Some robot lawn mowers definitely are not ready for the market.
Before going further, let’s identify the key attributes that make a good robot mower.
- Ease of Use
- First an foremost, a good robot mower should be relatively easy to use. I say “relatively” because there will always be some initial set-up and learning required. The key point is that 1) instructions should be easy for the non-technical owner to follow, and 2) set-up should work the same for most users i.e. all lawn types should be compatible.
- Quality of Cut
- Just like a good robot vacuum should mimic a traditional vacuum, a good lawn bot should at least come close to mimicking a the cut quality of a traditional mower. In fact, the systematic quality of a robot means the quality might – in fact – be better in some case. Related to this is the height a robot mower can cut. Be sure to check the minimum and maximum grass height on the specs list before you buy.
- This is among the most important considerations. How much lawn can your robot cover? Not all robots have the same coverage. At this point, a standard range would be 1/4 to 1/2 of an acre. Anything larger and you may run into problems (or have to invest in additional boundary markings). However, as new robots are released, this range is increasing. Some robots can handle more territority, some less. Know what you need for you lawn before you buy.
- Smart Perimeter Control
- How smart and functional are the perimeter markings? Every robot to date relies on some form of boundary, many of which are buried a few inches beneath the surface. Even the best robot mower will struggle to be functional with a poor perimeter control mechanism. This is a key feature to research before you buy.
- Edging Ability
- This is the Achilles heal of any robot. It’s one thing to cut cleanly across the wide open areas, but proper edging can mean the difference between having a hands-free manicured lawn and hours of touch up work. The nice thing about robot mowers is that they – potentially – could be better at edging than traditional mowers.
- Weatherproof Tech
- This might not be the first thing you think about, but smart weatherproofing is key to keeping your investment safe. There have been some advances in weatherproofing, so most of the major players are at least rain resistant. Still, it’s important to know whether you need to monitor the weather closely or just let the robot do its thing.
- Ability to Handle Gradients
- Here’s the main catch with robot mowers. Unless you have a relatively flat lawn, don’t expect miracles.
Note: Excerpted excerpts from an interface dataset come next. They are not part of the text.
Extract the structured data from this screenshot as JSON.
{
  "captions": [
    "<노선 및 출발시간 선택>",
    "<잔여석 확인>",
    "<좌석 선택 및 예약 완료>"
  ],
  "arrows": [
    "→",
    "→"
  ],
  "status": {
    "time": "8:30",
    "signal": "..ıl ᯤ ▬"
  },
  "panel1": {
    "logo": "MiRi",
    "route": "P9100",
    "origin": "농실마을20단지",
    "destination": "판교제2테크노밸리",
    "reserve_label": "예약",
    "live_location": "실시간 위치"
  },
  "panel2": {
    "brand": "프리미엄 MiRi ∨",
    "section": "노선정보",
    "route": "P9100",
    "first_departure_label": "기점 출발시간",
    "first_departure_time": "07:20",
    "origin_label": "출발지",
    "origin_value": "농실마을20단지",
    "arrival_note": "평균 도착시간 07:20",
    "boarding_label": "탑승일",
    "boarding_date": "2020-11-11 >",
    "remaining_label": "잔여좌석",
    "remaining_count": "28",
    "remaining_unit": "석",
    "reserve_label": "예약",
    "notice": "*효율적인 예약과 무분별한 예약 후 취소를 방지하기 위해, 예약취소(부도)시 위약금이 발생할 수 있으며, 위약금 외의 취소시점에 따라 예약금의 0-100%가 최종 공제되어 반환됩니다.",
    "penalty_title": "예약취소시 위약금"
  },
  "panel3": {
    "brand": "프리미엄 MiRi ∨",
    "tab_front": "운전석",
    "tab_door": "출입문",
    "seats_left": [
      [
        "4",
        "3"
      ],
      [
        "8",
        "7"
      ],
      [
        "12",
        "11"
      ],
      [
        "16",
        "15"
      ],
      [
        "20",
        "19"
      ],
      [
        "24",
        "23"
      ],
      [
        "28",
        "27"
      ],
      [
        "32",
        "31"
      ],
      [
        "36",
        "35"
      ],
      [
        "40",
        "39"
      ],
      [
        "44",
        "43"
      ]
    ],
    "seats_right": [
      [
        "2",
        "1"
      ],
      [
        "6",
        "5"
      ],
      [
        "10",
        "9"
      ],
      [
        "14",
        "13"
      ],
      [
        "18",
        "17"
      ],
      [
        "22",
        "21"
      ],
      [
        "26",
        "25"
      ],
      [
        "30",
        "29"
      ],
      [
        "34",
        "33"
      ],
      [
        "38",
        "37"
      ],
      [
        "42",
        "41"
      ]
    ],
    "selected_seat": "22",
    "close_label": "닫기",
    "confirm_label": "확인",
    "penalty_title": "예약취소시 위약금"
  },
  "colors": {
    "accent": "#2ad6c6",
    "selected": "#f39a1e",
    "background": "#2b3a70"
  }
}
More recent robots have been able to increase the gradient handling, but this is one of the first specs to look at relative to your lawn.
- All the latest tech is great, but does the robot work every time? With new robots hitting the market every year, it can be hard to tell which ones are actually reliable over time. You want your lawn bot to be chugging along next year, just like the fist year. Part of this factor also includes maintenance requirements and servicing. Ideally, your robot will be low maintenance and durable over time.
- A robot with a blade is a particularly risky proposition without the proper safegaurds in place. Most of the leading robots have built in auto-shutoff technology, but this is another important box to check in your hunt for the right mower.
- Last by not least, price is likely the most important consideration for most buyers. Right now, prices are still all over the map. The lowest you will generally find is around $1000. While this is bound to fall as the market matures, it’s hard to know exactly when or how quickly this will happen. Higher end lawn robots (with larger ranges) can go for upwards of $3000.
Comparison Table – Contrast the Key Features
The follow is an overview and side-by-side comparison of the key metrics to consider when selecting the optimal robot mower:
|Model||Price||Cut Dimensions||Max Rated Capacity||Recharge and Resume?||Max Slope|
|RoboMow RS630||Check Live Pricing Here||0.8-3.1 inches||30,000 Sq. Ft.||Yes||36%|
|RoboMow RS622||Check Live Pricing Here||0.8-3.1 inches||23,000 Sq. Ft.||Yes||36%|
|WORX Landroid||Check Live Pricing Here||1.6-4 inches||10,750 Sq. Ft.||Yes||35%|
|LawnBott Spyder LB1500||Check Live Pricing Here||0.8-3.1 inches||10,000 Sq. Ft.||No||34%|
|LawnBott Spyder LB1500||Check Live Pricing Here||0.8-2.4 inches||19,000 Sq. Ft.||Yes||32.5%|